This is a design & typography critique of the Public Theater’s “Bring In Da Noise, Bring In Da Funk” by Paula Scher I did at the University of Technology, Jamaica, during my degree in communications.
Although non-verbal, colour is powerful and can express and transmit meanings and messages that elicit different people’s reactions. The three primary colours used in the design include yellow, black and red. Yellow, often seen as a cheerful, playful and optimistic colour, is used as the background of the image.
The theory behind yellow is that it is the most visible colour from a distance, and it communicates an energetic and joyful atmosphere. There is a section on the poster that says, “BRING IN DA NOISE, BRING IN DA FUNK! “And a man dancing, reassuring the viewer that it’s going to be entertainment. The black used for most of the copy creates a well-balanced contrast between light and dark, making it possible for people to read quickly.
Red is symbolic for strength, trust and power, but because of its powerful meanings, red is handled discreetly on the poster. Red is used as an accent to stand out from black and yellow and is used to highlight additional information and to draw attention to lines such as “MEMBERSHIP IS EASY!”
The designer also seems to be employing the rule of thirds to make the tap-dancing man more visually appealing by moving him more towards the left instead of leaving him dead centre. The position also allows readers to imagine that the man is dancing as well. Using a black and white image also creates a distinct contrast between the man and the background, which is great for visibility.
Typography is “The study and ‘process’ of typefaces”. The designer used a large number of fonts to list all the shows available at the Public Theater. The main heading “The Public Theater” takes up a majority of the page as it is the logo of the Theater. The size of the logo also serves the role of building hierarchy so it stands out amongst the chaos of “dancing” text.
The copy, while looking like a massive jumble of random words are quite useful in highlighting the energy of The Public Theater. However, it runs the risk of confusing a passer-by. The driver would not run the risk of stopping their car in the street just to decipher the poster nor would someone stay in the middle of the road to bend their necks in varying directions just to see what it is saying.
Sometimes less is more, and I think The Public Theater went overboard with the text.

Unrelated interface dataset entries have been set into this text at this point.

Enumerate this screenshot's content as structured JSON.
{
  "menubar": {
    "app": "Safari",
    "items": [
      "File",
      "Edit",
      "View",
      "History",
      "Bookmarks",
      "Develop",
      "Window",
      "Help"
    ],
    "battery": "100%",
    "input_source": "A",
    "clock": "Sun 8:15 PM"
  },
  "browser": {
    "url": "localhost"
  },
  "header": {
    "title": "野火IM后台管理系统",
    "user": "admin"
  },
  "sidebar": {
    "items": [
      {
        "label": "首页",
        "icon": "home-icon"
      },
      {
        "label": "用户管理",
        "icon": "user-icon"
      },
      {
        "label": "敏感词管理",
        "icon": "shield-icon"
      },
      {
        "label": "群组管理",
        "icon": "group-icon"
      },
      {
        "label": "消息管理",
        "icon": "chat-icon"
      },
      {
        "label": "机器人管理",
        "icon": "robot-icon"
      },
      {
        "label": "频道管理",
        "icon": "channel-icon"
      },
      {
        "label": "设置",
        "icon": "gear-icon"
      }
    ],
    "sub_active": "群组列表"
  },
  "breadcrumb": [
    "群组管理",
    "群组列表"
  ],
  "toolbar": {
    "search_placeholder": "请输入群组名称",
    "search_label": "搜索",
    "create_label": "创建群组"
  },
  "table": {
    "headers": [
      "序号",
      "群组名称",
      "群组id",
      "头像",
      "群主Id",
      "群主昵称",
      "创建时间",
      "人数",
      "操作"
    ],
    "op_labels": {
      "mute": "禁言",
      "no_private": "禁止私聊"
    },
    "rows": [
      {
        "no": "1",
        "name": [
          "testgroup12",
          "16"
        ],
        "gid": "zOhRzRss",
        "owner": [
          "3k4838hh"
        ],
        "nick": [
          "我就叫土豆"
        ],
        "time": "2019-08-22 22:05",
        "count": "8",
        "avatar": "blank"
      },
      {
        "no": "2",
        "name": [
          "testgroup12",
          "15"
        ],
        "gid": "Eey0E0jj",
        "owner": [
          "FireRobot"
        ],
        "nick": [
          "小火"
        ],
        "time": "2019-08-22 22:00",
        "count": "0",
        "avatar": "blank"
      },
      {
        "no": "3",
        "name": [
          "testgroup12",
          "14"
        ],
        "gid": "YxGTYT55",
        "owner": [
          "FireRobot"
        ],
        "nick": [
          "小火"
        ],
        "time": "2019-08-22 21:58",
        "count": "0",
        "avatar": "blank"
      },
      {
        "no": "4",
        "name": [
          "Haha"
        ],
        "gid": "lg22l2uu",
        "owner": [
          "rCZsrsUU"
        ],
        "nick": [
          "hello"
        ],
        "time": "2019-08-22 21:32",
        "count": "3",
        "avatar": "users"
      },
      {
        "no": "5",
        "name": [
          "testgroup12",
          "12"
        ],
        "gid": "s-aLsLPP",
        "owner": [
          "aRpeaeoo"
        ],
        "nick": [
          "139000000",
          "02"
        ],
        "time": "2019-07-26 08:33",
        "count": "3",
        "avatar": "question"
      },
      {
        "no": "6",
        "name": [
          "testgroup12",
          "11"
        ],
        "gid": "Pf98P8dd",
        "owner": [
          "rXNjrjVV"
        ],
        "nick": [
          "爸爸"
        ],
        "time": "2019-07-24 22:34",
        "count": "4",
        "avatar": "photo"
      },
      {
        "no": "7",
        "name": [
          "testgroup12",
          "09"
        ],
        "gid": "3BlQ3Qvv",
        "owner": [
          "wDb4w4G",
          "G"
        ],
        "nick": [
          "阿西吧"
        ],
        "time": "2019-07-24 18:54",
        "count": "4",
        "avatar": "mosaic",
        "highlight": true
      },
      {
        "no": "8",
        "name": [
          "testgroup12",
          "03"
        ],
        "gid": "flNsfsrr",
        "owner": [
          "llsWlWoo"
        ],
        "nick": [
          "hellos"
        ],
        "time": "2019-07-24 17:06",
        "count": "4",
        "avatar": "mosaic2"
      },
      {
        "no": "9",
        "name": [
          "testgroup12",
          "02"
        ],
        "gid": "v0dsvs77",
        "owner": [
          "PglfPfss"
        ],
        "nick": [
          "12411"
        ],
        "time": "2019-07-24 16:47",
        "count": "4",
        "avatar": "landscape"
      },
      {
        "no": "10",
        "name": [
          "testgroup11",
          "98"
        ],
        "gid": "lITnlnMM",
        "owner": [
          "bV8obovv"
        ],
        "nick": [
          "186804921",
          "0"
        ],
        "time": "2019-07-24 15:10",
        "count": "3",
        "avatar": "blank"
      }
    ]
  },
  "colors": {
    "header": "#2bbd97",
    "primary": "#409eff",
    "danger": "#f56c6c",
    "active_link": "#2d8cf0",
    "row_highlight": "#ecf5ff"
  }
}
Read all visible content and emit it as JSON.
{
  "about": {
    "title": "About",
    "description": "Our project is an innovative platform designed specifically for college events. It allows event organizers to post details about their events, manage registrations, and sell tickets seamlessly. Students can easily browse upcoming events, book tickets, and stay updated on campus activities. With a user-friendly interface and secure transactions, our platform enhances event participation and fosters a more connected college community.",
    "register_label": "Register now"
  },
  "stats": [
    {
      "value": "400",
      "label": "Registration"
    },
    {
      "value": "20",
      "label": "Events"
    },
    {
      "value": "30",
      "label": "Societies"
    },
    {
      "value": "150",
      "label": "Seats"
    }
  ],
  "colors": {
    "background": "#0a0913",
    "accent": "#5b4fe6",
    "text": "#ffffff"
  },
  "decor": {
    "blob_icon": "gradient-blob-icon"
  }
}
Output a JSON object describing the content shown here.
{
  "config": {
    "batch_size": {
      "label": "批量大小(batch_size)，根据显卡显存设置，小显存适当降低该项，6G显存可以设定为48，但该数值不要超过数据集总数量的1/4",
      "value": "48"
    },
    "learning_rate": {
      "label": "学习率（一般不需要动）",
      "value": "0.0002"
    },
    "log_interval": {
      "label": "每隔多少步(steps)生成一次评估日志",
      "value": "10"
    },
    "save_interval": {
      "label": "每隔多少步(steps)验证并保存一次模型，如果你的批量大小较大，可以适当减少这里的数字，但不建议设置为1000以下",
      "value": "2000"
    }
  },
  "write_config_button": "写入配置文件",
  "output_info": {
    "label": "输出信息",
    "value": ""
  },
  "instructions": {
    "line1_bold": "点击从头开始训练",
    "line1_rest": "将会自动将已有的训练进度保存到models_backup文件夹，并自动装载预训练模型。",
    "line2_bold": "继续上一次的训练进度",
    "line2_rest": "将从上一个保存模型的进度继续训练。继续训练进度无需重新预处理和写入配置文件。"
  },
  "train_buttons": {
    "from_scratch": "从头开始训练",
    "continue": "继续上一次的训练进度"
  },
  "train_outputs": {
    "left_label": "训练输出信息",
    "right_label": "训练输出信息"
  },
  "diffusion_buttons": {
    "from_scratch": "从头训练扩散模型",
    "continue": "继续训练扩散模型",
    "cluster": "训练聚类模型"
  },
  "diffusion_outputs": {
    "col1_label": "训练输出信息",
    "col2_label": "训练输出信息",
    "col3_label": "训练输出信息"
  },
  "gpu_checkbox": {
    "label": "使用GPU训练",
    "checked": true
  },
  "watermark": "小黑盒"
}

However, Paula Scher did manage to match the fonts, pairing short and tall fonts, big and small, slim and fat. The font variation creates some form of hierarchy and contrast, which I believe brings across legibility of text. However, considering that it is a text-heavy design, it does not follow the basic principle which states that the reader should be able to look around without getting lost or distracted quickly. But sometimes it is better to forgo the rules that have been hammered into our heads as graphic designers and push the boundaries of graphic design by experimenting with type, colour and images to create something truly amazing!